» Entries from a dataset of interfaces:

------

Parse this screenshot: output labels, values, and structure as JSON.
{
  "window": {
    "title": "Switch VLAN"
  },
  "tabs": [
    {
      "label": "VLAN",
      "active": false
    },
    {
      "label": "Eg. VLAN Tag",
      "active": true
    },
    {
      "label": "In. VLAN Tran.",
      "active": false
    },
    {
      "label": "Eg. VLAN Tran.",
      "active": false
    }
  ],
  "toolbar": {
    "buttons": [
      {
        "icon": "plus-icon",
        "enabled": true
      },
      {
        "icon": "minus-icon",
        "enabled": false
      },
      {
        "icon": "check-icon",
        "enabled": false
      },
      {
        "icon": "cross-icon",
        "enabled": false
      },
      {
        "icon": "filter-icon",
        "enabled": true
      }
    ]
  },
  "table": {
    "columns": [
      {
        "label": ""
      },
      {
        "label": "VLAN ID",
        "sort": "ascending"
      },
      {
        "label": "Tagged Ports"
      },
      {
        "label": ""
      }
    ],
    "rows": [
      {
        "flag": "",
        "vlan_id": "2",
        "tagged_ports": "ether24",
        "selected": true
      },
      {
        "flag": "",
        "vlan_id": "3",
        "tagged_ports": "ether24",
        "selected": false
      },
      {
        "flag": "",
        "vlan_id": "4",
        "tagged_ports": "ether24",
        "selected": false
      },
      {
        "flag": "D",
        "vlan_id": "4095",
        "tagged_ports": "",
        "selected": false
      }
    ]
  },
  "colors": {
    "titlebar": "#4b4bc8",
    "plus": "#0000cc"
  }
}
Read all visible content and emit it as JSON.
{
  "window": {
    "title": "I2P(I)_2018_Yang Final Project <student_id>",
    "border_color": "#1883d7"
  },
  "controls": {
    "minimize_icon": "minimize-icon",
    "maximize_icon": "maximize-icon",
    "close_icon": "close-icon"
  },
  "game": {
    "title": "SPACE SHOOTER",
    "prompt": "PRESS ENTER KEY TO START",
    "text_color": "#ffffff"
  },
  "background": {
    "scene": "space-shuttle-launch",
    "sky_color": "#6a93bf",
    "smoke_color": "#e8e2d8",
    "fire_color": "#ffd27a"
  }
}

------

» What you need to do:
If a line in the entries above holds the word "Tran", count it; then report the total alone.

» Exercise response:
2